Find the string "percent" in the data, and copy out each line that has it.

[Records from a collection]
********************

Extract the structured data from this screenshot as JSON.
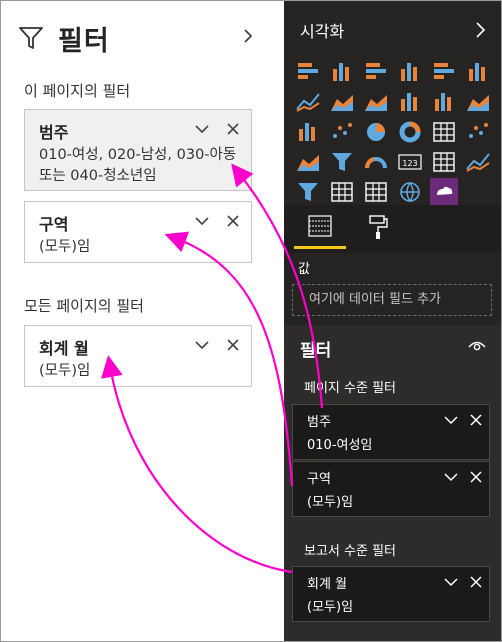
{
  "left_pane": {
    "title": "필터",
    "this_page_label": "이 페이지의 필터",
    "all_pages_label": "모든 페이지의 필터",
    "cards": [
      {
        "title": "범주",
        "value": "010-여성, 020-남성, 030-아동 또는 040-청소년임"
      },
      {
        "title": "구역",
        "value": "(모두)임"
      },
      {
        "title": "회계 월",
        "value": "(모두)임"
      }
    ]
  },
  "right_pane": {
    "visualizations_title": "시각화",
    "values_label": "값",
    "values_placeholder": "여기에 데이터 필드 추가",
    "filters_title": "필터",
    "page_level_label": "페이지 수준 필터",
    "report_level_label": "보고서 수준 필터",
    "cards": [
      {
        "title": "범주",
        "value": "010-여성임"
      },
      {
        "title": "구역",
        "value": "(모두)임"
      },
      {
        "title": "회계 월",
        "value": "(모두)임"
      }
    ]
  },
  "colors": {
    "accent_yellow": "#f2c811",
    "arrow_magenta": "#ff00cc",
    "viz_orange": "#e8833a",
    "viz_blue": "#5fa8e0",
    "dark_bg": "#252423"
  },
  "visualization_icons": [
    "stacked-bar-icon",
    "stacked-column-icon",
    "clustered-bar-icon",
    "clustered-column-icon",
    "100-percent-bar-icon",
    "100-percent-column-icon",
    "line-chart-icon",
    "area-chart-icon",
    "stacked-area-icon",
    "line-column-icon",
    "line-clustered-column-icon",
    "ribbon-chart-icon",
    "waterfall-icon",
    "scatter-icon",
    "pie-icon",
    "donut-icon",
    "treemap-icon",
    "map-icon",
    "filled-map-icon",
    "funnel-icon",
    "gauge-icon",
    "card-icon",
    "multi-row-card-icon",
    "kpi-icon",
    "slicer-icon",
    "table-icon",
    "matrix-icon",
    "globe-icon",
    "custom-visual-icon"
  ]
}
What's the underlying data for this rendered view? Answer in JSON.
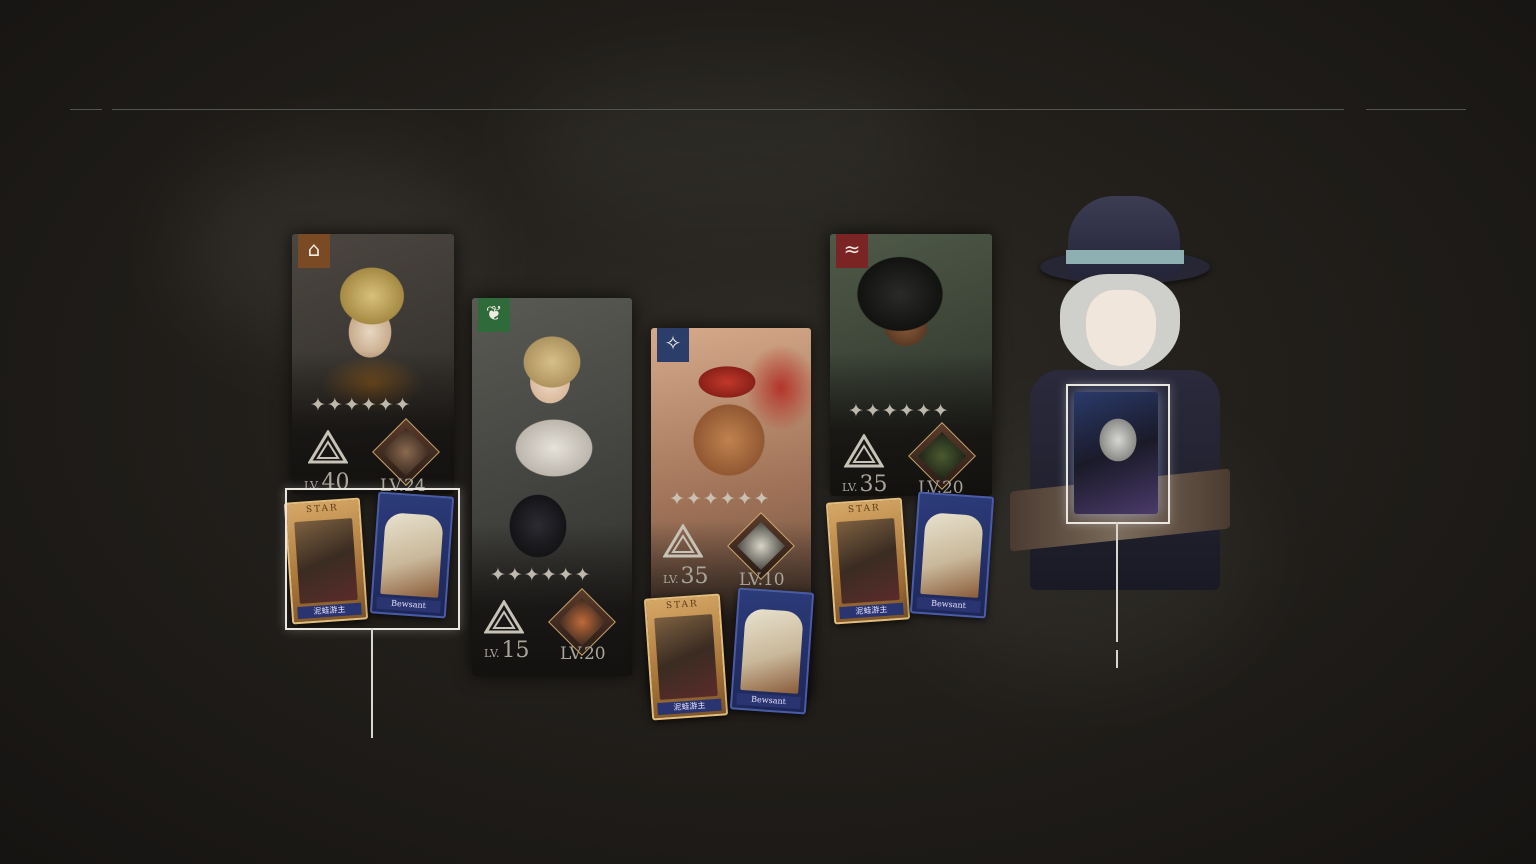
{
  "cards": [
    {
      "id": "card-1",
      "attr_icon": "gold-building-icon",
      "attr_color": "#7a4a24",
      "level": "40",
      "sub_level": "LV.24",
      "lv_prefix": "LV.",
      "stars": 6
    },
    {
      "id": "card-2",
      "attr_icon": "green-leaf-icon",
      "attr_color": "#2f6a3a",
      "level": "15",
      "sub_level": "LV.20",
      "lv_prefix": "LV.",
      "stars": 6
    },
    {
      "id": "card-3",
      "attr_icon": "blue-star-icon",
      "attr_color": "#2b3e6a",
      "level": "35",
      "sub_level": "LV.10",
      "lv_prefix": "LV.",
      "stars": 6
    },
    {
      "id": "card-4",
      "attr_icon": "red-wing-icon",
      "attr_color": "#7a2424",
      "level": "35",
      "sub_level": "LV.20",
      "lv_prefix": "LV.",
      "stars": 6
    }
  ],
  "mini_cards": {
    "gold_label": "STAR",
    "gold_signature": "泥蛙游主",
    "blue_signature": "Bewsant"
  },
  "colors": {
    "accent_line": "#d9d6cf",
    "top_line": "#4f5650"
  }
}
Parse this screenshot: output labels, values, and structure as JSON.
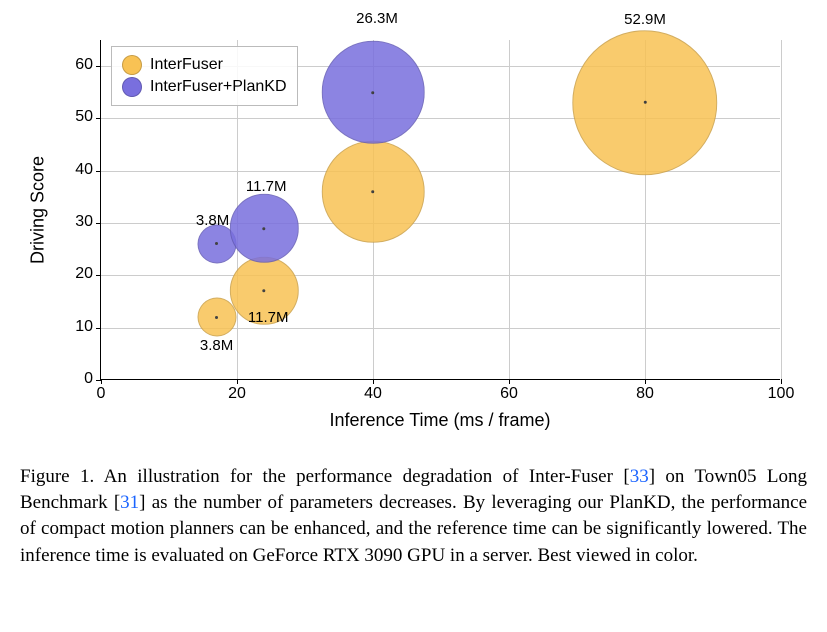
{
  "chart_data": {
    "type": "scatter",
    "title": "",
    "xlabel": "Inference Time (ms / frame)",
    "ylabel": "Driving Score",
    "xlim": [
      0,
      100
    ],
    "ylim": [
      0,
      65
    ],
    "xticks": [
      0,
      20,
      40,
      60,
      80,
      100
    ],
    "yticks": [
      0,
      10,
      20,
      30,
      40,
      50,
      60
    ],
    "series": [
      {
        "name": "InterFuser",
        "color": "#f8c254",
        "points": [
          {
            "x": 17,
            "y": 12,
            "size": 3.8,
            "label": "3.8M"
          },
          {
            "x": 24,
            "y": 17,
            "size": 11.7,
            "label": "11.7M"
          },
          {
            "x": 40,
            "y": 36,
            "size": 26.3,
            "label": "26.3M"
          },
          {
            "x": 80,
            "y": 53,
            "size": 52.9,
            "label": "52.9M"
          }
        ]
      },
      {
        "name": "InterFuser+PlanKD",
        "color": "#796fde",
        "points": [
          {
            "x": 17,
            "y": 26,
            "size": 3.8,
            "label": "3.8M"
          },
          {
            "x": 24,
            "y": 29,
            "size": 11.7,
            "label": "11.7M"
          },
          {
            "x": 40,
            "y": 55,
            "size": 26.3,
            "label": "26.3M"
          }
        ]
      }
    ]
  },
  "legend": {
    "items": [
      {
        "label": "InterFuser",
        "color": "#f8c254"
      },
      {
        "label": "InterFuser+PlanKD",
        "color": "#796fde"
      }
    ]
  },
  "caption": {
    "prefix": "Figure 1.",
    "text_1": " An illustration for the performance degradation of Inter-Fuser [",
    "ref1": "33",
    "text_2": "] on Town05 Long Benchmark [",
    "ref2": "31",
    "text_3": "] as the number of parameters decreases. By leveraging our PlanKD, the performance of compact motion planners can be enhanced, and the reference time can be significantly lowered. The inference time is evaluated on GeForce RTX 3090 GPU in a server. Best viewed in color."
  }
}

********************

§ **Exercise answer**
    "100-percent-bar-icon",
    "100-percent-column-icon",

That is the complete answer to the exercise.